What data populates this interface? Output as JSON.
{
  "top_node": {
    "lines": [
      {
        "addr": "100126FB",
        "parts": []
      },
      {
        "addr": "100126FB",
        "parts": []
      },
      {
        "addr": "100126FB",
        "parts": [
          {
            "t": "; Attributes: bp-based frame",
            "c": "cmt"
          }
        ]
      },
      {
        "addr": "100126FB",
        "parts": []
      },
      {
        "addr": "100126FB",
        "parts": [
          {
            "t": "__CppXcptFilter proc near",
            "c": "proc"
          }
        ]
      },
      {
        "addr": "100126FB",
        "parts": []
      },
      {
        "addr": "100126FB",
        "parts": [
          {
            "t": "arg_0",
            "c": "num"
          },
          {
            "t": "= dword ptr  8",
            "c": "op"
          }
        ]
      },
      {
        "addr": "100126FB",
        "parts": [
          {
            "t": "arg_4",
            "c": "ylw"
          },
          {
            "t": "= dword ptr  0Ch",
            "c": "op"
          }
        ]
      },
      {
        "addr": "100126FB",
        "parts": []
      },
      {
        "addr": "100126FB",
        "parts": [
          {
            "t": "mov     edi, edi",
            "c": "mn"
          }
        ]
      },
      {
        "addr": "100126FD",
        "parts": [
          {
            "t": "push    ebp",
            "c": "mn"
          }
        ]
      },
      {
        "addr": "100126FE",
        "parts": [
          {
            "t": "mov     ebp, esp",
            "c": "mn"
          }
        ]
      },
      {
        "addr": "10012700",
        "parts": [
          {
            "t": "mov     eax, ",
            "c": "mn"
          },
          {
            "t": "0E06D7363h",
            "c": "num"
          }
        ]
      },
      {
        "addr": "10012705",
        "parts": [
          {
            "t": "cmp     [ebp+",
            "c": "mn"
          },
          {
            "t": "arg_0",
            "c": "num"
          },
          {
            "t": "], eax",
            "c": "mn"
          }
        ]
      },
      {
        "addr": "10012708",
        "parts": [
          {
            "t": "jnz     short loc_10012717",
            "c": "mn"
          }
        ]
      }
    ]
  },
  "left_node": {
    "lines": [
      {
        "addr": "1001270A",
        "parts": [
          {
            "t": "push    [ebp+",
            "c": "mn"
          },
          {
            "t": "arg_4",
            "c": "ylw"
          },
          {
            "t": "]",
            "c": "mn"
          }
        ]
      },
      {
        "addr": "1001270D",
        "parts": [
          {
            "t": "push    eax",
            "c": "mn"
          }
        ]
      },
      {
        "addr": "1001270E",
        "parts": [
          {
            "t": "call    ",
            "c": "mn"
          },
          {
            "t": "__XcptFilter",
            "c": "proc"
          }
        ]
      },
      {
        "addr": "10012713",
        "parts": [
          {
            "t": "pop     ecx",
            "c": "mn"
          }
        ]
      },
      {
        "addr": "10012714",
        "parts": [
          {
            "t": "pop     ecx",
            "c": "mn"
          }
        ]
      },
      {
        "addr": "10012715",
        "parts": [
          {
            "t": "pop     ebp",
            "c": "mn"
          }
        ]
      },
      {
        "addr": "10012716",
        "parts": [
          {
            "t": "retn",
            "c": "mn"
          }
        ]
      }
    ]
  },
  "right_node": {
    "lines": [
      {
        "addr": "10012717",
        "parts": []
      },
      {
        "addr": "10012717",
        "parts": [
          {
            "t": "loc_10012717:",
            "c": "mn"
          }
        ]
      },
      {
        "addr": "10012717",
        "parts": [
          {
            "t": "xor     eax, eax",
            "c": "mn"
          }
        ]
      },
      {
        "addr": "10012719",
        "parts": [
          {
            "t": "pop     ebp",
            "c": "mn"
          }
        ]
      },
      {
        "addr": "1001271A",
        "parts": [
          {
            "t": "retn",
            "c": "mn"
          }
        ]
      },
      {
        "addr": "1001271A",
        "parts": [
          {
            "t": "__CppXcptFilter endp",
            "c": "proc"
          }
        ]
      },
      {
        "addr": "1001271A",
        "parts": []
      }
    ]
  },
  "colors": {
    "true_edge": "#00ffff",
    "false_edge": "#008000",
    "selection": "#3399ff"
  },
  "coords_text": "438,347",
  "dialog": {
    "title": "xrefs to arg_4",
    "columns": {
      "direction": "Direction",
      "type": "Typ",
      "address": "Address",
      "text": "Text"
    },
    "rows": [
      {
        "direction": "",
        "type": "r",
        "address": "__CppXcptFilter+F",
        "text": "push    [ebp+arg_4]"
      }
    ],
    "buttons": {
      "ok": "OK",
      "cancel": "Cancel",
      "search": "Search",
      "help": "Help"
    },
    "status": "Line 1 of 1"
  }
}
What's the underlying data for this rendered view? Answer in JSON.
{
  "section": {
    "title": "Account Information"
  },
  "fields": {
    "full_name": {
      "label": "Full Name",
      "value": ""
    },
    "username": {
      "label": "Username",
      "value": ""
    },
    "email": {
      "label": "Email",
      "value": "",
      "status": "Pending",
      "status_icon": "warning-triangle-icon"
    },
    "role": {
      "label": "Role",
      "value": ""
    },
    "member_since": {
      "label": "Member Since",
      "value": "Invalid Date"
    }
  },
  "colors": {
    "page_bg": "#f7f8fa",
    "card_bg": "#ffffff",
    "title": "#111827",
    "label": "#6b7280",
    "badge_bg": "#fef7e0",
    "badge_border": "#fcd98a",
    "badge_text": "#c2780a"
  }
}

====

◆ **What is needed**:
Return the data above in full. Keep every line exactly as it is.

◆ **Answer to this problem**:
What data populates this interface? Output as JSON.
{
  "top_node": {
    "lines": [
      {
        "addr": "100126FB",
        "parts": []
      },
      {
        "addr": "100126FB",
        "parts": []
      },
      {
        "addr": "100126FB",
        "parts": [
          {
            "t": "; Attributes: bp-based frame",
            "c": "cmt"
          }
        ]
      },
      {
        "addr": "100126FB",
        "parts": []
      },
      {
        "addr": "100126FB",
        "parts": [
          {
            "t": "__CppXcptFilter proc near",
            "c": "proc"
          }
        ]
      },
      {
        "addr": "100126FB",
        "parts": []
      },
      {
        "addr": "100126FB",
        "parts": [
          {
            "t": "arg_0",
            "c": "num"
          },
          {
            "t": "= dword ptr  8",
            "c": "op"
          }
        ]
      },
      {
        "addr": "100126FB",
        "parts": [
          {
            "t": "arg_4",
            "c": "ylw"
          },
          {
            "t": "= dword ptr  0Ch",
            "c": "op"
          }
        ]
      },
      {
        "addr": "100126FB",
        "parts": []
      },
      {
        "addr": "100126FB",
        "parts": [
          {
            "t": "mov     edi, edi",
            "c": "mn"
          }
        ]
      },
      {
        "addr": "100126FD",
        "parts": [
          {
            "t": "push    ebp",
            "c": "mn"
          }
        ]
      },
      {
        "addr": "100126FE",
        "parts": [
          {
            "t": "mov     ebp, esp",
            "c": "mn"
          }
        ]
      },
      {
        "addr": "10012700",
        "parts": [
          {
            "t": "mov     eax, ",
            "c": "mn"
          },
          {
            "t": "0E06D7363h",
            "c": "num"
          }
        ]
      },
      {
        "addr": "10012705",
        "parts": [
          {
            "t": "cmp     [ebp+",
            "c": "mn"
          },
          {
            "t": "arg_0",
            "c": "num"
          },
          {
            "t": "], eax",
            "c": "mn"
          }
        ]
      },
      {
        "addr": "10012708",
        "parts": [
          {
            "t": "jnz     short loc_10012717",
            "c": "mn"
          }
        ]
      }
    ]
  },
  "left_node": {
    "lines": [
      {
        "addr": "1001270A",
        "parts": [
          {
            "t": "push    [ebp+",
            "c": "mn"
          },
          {
            "t": "arg_4",
            "c": "ylw"
          },
          {
            "t": "]",
            "c": "mn"
          }
        ]
      },
      {
        "addr": "1001270D",
        "parts": [
          {
            "t": "push    eax",
            "c": "mn"
          }
        ]
      },
      {
        "addr": "1001270E",
        "parts": [
          {
            "t": "call    ",
            "c": "mn"
          },
          {
            "t": "__XcptFilter",
            "c": "proc"
          }
        ]
      },
      {
        "addr": "10012713",
        "parts": [
          {
            "t": "pop     ecx",
            "c": "mn"
          }
        ]
      },
      {
        "addr": "10012714",
        "parts": [
          {
            "t": "pop     ecx",
            "c": "mn"
          }
        ]
      },
      {
        "addr": "10012715",
        "parts": [
          {
            "t": "pop     ebp",
            "c": "mn"
          }
        ]
      },
      {
        "addr": "10012716",
        "parts": [
          {
            "t": "retn",
            "c": "mn"
          }
        ]
      }
    ]
  },
  "right_node": {
    "lines": [
      {
        "addr": "10012717",
        "parts": []
      },
      {
        "addr": "10012717",
        "parts": [
          {
            "t": "loc_10012717:",
            "c": "mn"
          }
        ]
      },
      {
        "addr": "10012717",
        "parts": [
          {
            "t": "xor     eax, eax",
            "c": "mn"
          }
        ]
      },
      {
        "addr": "10012719",
        "parts": [
          {
            "t": "pop     ebp",
            "c": "mn"
          }
        ]
      },
      {
        "addr": "1001271A",
        "parts": [
          {
            "t": "retn",
            "c": "mn"
          }
        ]
      },
      {
        "addr": "1001271A",
        "parts": [
          {
            "t": "__CppXcptFilter endp",
            "c": "proc"
          }
        ]
      },
      {
        "addr": "1001271A",
        "parts": []
      }
    ]
  },
  "colors": {
    "true_edge": "#00ffff",
    "false_edge": "#008000",
    "selection": "#3399ff"
  },
  "coords_text": "438,347",
  "dialog": {
    "title": "xrefs to arg_4",
    "columns": {
      "direction": "Direction",
      "type": "Typ",
      "address": "Address",
      "text": "Text"
    },
    "rows": [
      {
        "direction": "",
        "type": "r",
        "address": "__CppXcptFilter+F",
        "text": "push    [ebp+arg_4]"
      }
    ],
    "buttons": {
      "ok": "OK",
      "cancel": "Cancel",
      "search": "Search",
      "help": "Help"
    },
    "status": "Line 1 of 1"
  }
}
What's the underlying data for this rendered view? Answer in JSON.
{
  "section": {
    "title": "Account Information"
  },
  "fields": {
    "full_name": {
      "label": "Full Name",
      "value": ""
    },
    "username": {
      "label": "Username",
      "value": ""
    },
    "email": {
      "label": "Email",
      "value": "",
      "status": "Pending",
      "status_icon": "warning-triangle-icon"
    },
    "role": {
      "label": "Role",
      "value": ""
    },
    "member_since": {
      "label": "Member Since",
      "value": "Invalid Date"
    }
  },
  "colors": {
    "page_bg": "#f7f8fa",
    "card_bg": "#ffffff",
    "title": "#111827",
    "label": "#6b7280",
    "badge_bg": "#fef7e0",
    "badge_border": "#fcd98a",
    "badge_text": "#c2780a"
  }
}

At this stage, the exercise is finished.